Let’s start with two second-year players in guard Shannon Scott (1.2 points, 1.7 assists) and center Amir Williams (1.7 points, 2.1 rebounds, 0.8 blocks). Both highly-ranked recruits (Scott 34th in ESPNU 100, Williams 43rd), both struggled for playing time last season, and the duo of sophomores will be expected to fill a much larger role in the ’12-’13 campaign. While Scott adequately ran the point and defended on the perimeter when Craft was in foul trouble, his offensive game was laughable and his defender would sag, daring him to shoot jumpers. Williams, you may recall, played a big role in the Syracuse Elite 8 game, filling in for the duo of Sullinger and Ravenel. Other than that game, Williams blocked some shots, grabbed some rebounds, but did so with a relatively frail frame and green offensive game. Their improvement will be vital to the Ohio State cause, especially on the defensive end. Sullinger did not block shots, so the Buckeyes will now have their shot-blocking presence they missed following the departure of Dallas Lauderdale in Amir.

When it comes to filling the wing scoring lost with Buford’s departure, some of it will come from Lenzelle Smith Jr. and Sam Thompson. Smith Jr. had a breakout sophomore season, solidifying himself as the fifth starter for Coach Matta and averaged 11 points per game in the tournament, scoring in double digits six of his last ten games. With a dynamic gift to run the floor and finish combined with a respectable three-point shot, Smith has room to grow. Thompson could be the highest flyer on the team at 6’7″, and he could be looked to fill a similar role offensively as the fourth or fifth option as Smith Jr. did last season.

The man everyone is talking about though with the potential to replace a bulk of the offensive output is sophomore LaQuinton Ross. Ross was explosive in the short bursts that we saw him last season, showing the ability to fire from anywhere inside halfcourt. An academic eligibility issue left him months behind his teammates and planted on the bench for meaningful games. He could immediately fill the role that Thomas did two seasons ago off the bench as a sixth or seventh man that carried his team to victory on more than one occasion. By mid-season, however, it’s likely he’ll be starting (or getting starters’ minutes anyway) and there’s no reason why he shouldn’t be the second-leading scorer on this team behind Thomas.

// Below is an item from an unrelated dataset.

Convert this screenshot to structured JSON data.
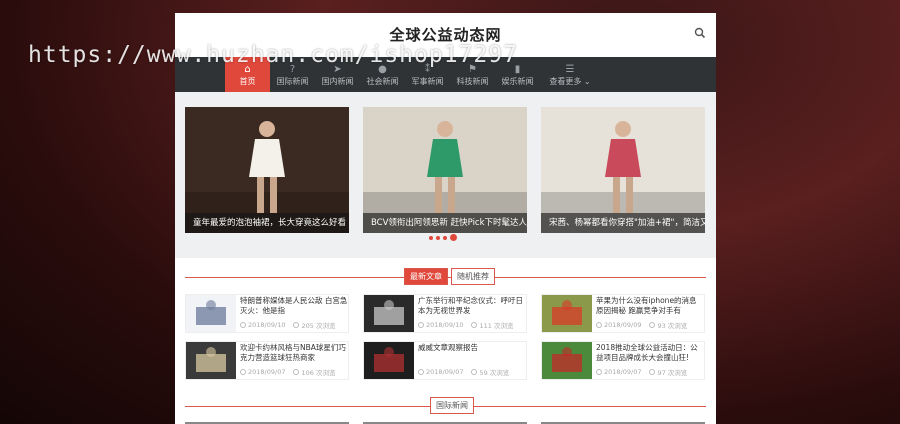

Back to that defensive improvement, with the shot blocker Williams, a big in Ravenel who is a solid body at the five spot (he played out of position last year), the one-man menace that is Aaron Craft, and athletic wings (Smith Jr., Thompson, and Scott all fit this description) who can keep up laterally with the best in the Big Ten, the Buckeyes will look to overcome any lack of interior scoring and three-point shooting shortcomings (freshman Amadeo Della Valle should help there off the bench) by playing games in the fifties and low sixties. With an admittedly deeper bench, Matta may play nine guys consistently and look to play the transition game more without the low post anchor to feed the ball to down low.

No team advances to the Final Four, however, without that star power on some level. Whereas past teams led by iconic big men in Oden and Sullinger have failed, it will be on the forward Thomas to take his consistency and scoring output to an entirely different level. Deshaun can collect and convert on the offensive glass, scorch the nets from deep, and find the hoop with a mix of cuts, hooks, and spins on the block. The problem is when the inevitable box and one or double team comes, can Craft, Smith Jr., and the rest hit open shots.

Defensive expertise, turnover margin domination, and superior athleticism. That’s the recipe for the Buckeyes to have success all season, at the Big Ten tournament in Chicago, and to get down to Atlanta. While I fully admit the Buckeyes are a touch overrated to start, few thought this team would reach New Orleans halfway through last season.

You can see above that Craft has the O covered and Thomas has accounted for the H, but tonight, the question of who steps in for the “I-O” will begin to be answered against Marquette on an aircraft carrier docked in Charleston Harbor.